DOUGLASS — A Douglass school bus driver and at least one student were taken to the hospital with possible injuries after their bus overturned Thursday afternoon in a creek rushing over a low-water crossing northeast of Douglass.
By Amy Renee Leiker
The Wichita Eagle
The nine other Douglass School District students aboard the bus were cold but unhurt, Butler County Sheriff Kelly Herzet said, and were reunited with their parents around 6 p.m. just south of where the accident happened along Hopkins Switch – a gravel road – and 190th Street Southwest.
The injured child, 8-year-old Leah Rotramel, was transported from the crash site to Susan B. Allen Hospital in El Dorado after she complained of back and neck pain. Her mother, Heather Rotramel, said the trip was precautionary “to make sure she doesn’t have any whiplash or a concussion.”
The bus driver was taken to a Wichita hospital to be observed for possible hypothermia and aches. He was in the creek water – which had risen because of recent rains – “for quite some time,” Herzet said.
Wrapped in a blanket and shivering, Rotramel’s 12-year-old son, Corey Gustafson, told of how he and another student pried open an emergency hatch so he and the younger children could escape.
“It took a while to open” the exit, Corey said. He said he helped the others crawl out onto the side of the bus.
That’s where they all waited, he added, until help arrived.
Herzet said authorities from multiple agencies responded to the scene after the bus driver radioed the school about 4 p.m. to say he and the children were involved in an accident. He asked staff members to call 911.
Logan Parker, 12, said he remembers kids screaming and crying immediately after the crash. Authorities say the oldest were about 12.
“We hit a couple of bumps and then we went in the water, and then two kids fell over on me and we tipped the bus,” Logan said.
“The bus driver was shaking a little.”
Herzet said that “all the kids were in the process of getting out” with the help of one another and the bus driver when rescue crews and law enforcement officers arrived. The last child was rescued at about 5:30 p.m., he said, using boats and rescue lines. Agencies assisting at the scene were the Butler County Rescue Squad, Augusta Water Rescue, Douglass Fire Department, Butler County Emergency Medical Services, the Kansas Highway Patrol and the sheriff’s office.
“Everyone stayed calm,” Herzet said. “Kudos to the kids. The kids did a wonderful job of helping each other.”
Herzet said fast-moving water was covering the road when the accident occurred. The cause remained under investigation early Thursday evening, he said, and will be determined by the highway patrol.
The creek, called Muddy Creek, was swollen by sporadic heavy rains that fell throughout Wednesday and into Thursday morning. An average of 3 inches fell in the area during the 24-hour period, said meteorologist Jerilyn Billings of the National Weather Service in Wichita.

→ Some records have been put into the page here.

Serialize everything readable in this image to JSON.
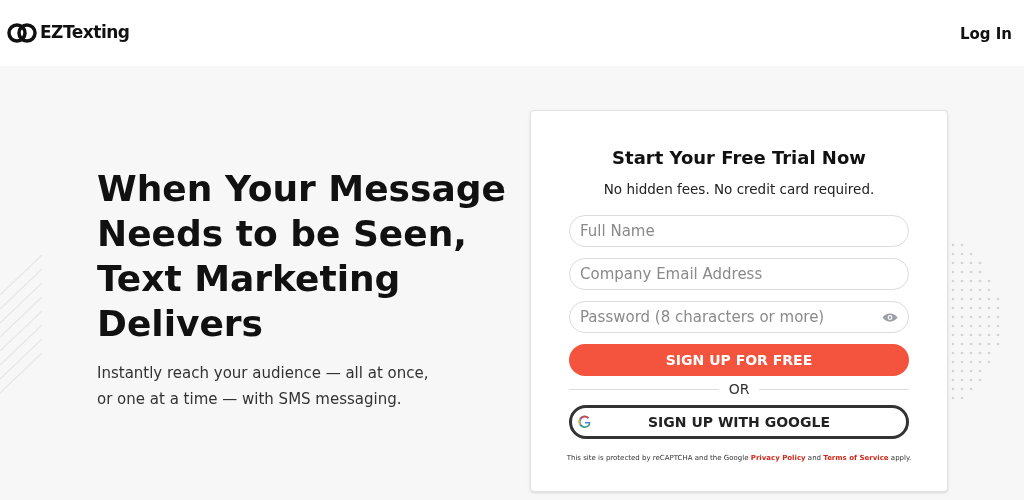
{
  "header": {
    "logo": "EZTexting",
    "login": "Log In"
  },
  "hero": {
    "headline": "When Your Message Needs to be Seen, Text Marketing Delivers",
    "subtext": "Instantly reach your audience — all at once, or one at a time — with SMS messaging."
  },
  "form": {
    "title": "Start Your Free Trial Now",
    "subtitle": "No hidden fees. No credit card required.",
    "fields": [
      {
        "placeholder": "Full Name",
        "kind": "text"
      },
      {
        "placeholder": "Company Email Address",
        "kind": "text"
      },
      {
        "placeholder": "Password (8 characters or more)",
        "kind": "password"
      }
    ],
    "submit": "SIGN UP FOR FREE",
    "divider": "OR",
    "google": "SIGN UP WITH GOOGLE",
    "notice": [
      {
        "kind": "text",
        "text": "This site is protected by reCAPTCHA and the Google"
      },
      {
        "kind": "link",
        "text": "Privacy Policy"
      },
      {
        "kind": "text",
        "text": "and"
      },
      {
        "kind": "link",
        "text": "Terms of Service"
      },
      {
        "kind": "text",
        "text": "apply."
      }
    ]
  }
}
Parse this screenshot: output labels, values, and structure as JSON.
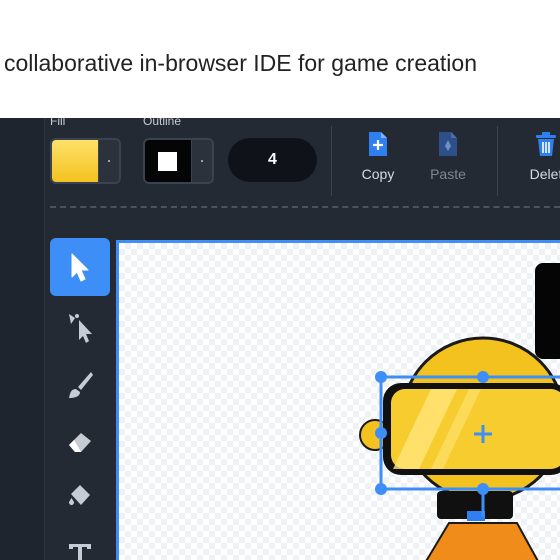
{
  "caption": "collaborative in-browser IDE for game creation",
  "toolbar": {
    "fill_label": "Fill",
    "outline_label": "Outline",
    "outline_width": "4",
    "copy_label": "Copy",
    "paste_label": "Paste",
    "delete_label": "Delet"
  },
  "colors": {
    "fill": "#f7c82b",
    "outline": "#000000",
    "accent": "#3e8ef7",
    "editor_bg": "#232a34"
  },
  "tools": [
    {
      "icon": "arrow-select-icon",
      "active": true
    },
    {
      "icon": "reshape-icon",
      "active": false
    },
    {
      "icon": "brush-icon",
      "active": false
    },
    {
      "icon": "eraser-icon",
      "active": false
    },
    {
      "icon": "fill-bucket-icon",
      "active": false
    },
    {
      "icon": "text-icon",
      "active": false
    }
  ]
}
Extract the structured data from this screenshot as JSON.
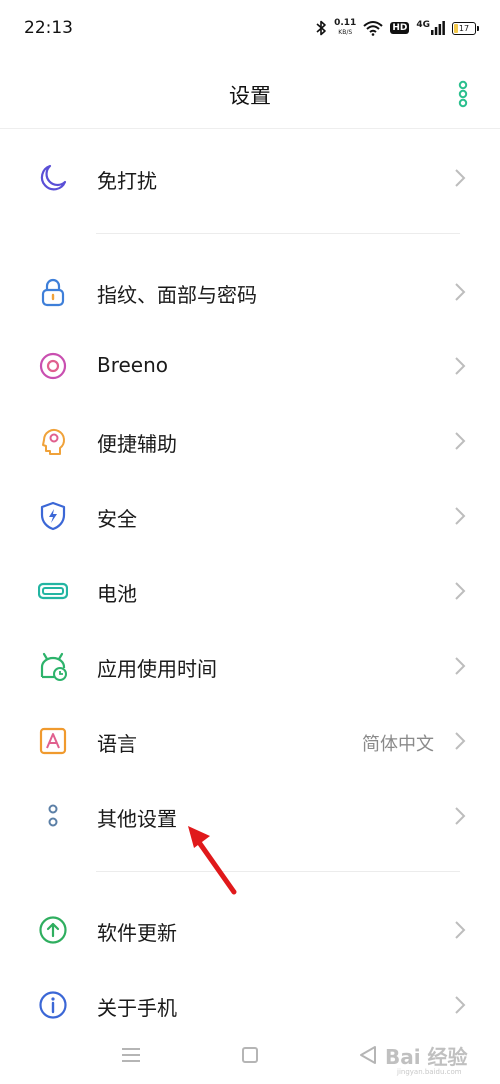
{
  "status_bar": {
    "time": "22:13",
    "net_speed_value": "0.11",
    "net_speed_unit": "KB/S",
    "hd_label": "HD",
    "network_type": "4G",
    "battery_level": "17",
    "icons": [
      "bluetooth-icon",
      "wifi-icon",
      "signal-icon",
      "battery-icon"
    ]
  },
  "header": {
    "title": "设置",
    "more_icon": "more-vertical-icon",
    "accent_color": "#2bbf8e"
  },
  "settings_items": [
    {
      "label": "免打扰",
      "icon": "moon-icon",
      "color": "#5a4fd6"
    },
    {
      "label": "指纹、面部与密码",
      "icon": "lock-icon",
      "color": "#3e7fd9"
    },
    {
      "label": "Breeno",
      "icon": "breeno-icon",
      "color": "#c94fb0"
    },
    {
      "label": "便捷辅助",
      "icon": "assist-icon",
      "color": "#f0a23a"
    },
    {
      "label": "安全",
      "icon": "shield-icon",
      "color": "#3b67d6"
    },
    {
      "label": "电池",
      "icon": "battery-icon",
      "color": "#23b5a2"
    },
    {
      "label": "应用使用时间",
      "icon": "app-time-icon",
      "color": "#2db36b"
    },
    {
      "label": "语言",
      "icon": "language-icon",
      "color": "#f09a2e",
      "value": "简体中文"
    },
    {
      "label": "其他设置",
      "icon": "other-settings-icon",
      "color": "#5b7fa6"
    },
    {
      "label": "软件更新",
      "icon": "update-icon",
      "color": "#2fae5f"
    },
    {
      "label": "关于手机",
      "icon": "info-icon",
      "color": "#3b67d6"
    }
  ],
  "nav_bar": {
    "icons": [
      "menu-icon",
      "home-icon",
      "back-icon"
    ]
  },
  "watermark": {
    "text": "Bai 经验",
    "sub": "jingyan.baidu.com"
  }
}
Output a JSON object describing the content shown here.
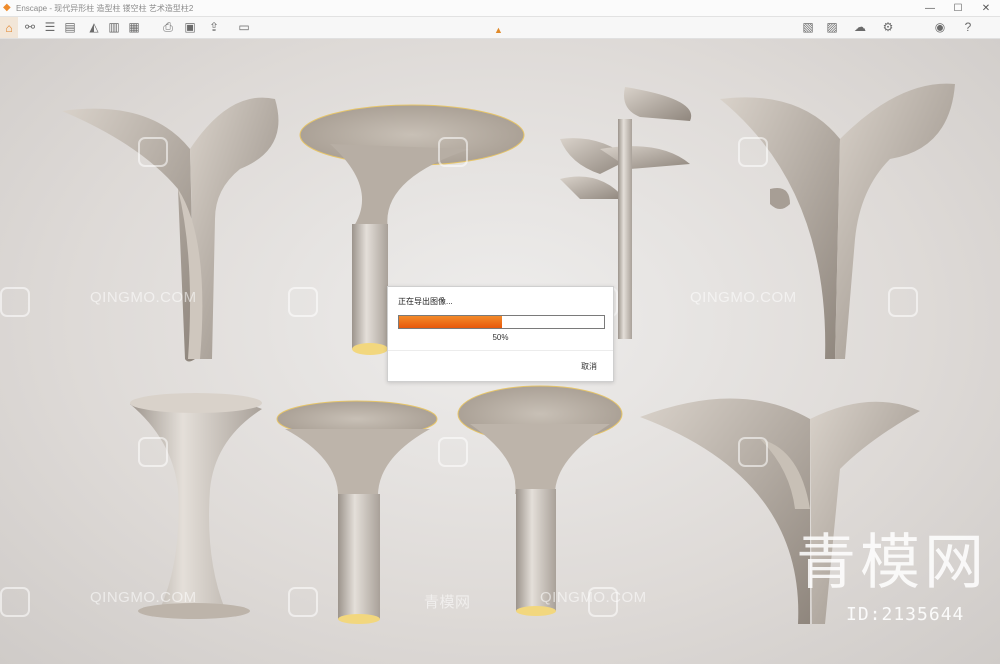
{
  "window": {
    "title": "Enscape - 现代异形柱 造型柱 镂空柱 艺术造型柱2",
    "app_icon": "enscape-logo-icon",
    "controls": [
      "minimize-icon",
      "maximize-icon",
      "close-icon"
    ]
  },
  "toolbar": {
    "buttons": [
      "home-icon",
      "link-icon",
      "settings-list-icon",
      "batch-icon",
      "panorama-icon",
      "video-editor-icon",
      "render-icon",
      "export-icon",
      "batch-render-icon",
      "upload-icon",
      "view-management-icon",
      "material-editor-icon",
      "asset-library-icon",
      "atmosphere-icon",
      "visual-settings-icon",
      "preview-icon",
      "help-icon"
    ],
    "accent": "#e07d1f"
  },
  "watermark": {
    "site": "QINGMO.COM",
    "site_cn": "青模网",
    "brand": "青模网",
    "id": "ID:2135644"
  },
  "dialog": {
    "title": "正在导出图像...",
    "progress_label": "50%",
    "progress_value": 0.5,
    "cancel_label": "取消",
    "fill_color": "#e8590c"
  }
}
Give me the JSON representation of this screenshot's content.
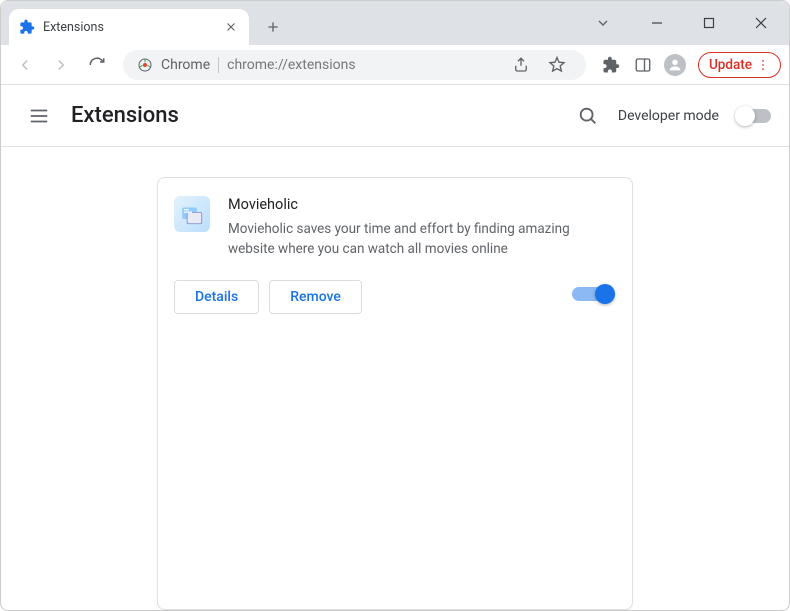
{
  "tab": {
    "title": "Extensions"
  },
  "omnibox": {
    "chip": "Chrome",
    "url": "chrome://extensions"
  },
  "toolbar": {
    "update_label": "Update"
  },
  "header": {
    "title": "Extensions",
    "dev_mode_label": "Developer mode"
  },
  "extension": {
    "name": "Movieholic",
    "description": "Movieholic saves your time and effort by finding amazing website where you can watch all movies online",
    "details_label": "Details",
    "remove_label": "Remove",
    "enabled": true
  }
}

“It’s running real fast because of the rains we’ve had,” Herzet said of the water. “Probably driving through that high water rushed that bus off the road, turned it over, and it pretty much stopped right there where it was.”
Douglass School District superintendent Rob Reynolds, who was at the scene, said school staff members launched an emergency operating plan immediately after dialing 911.
“Our staff is trained for scenarios such as this,” he said, “and we are very pleased with that training.
“Our children are safe. Our driver is being checked out currently. And we are very grateful for that. A lot of these types of things don’t end as well as that.”
Heather Rotramel choked back tears when asked how she felt to be reunited with her children as the ambulance transporting her daughter was about to pull away.
She put her arm around her shivering son and said simply: “I feel great.”
Contributing: Rick Plumlee and Stan Finger of The Eagle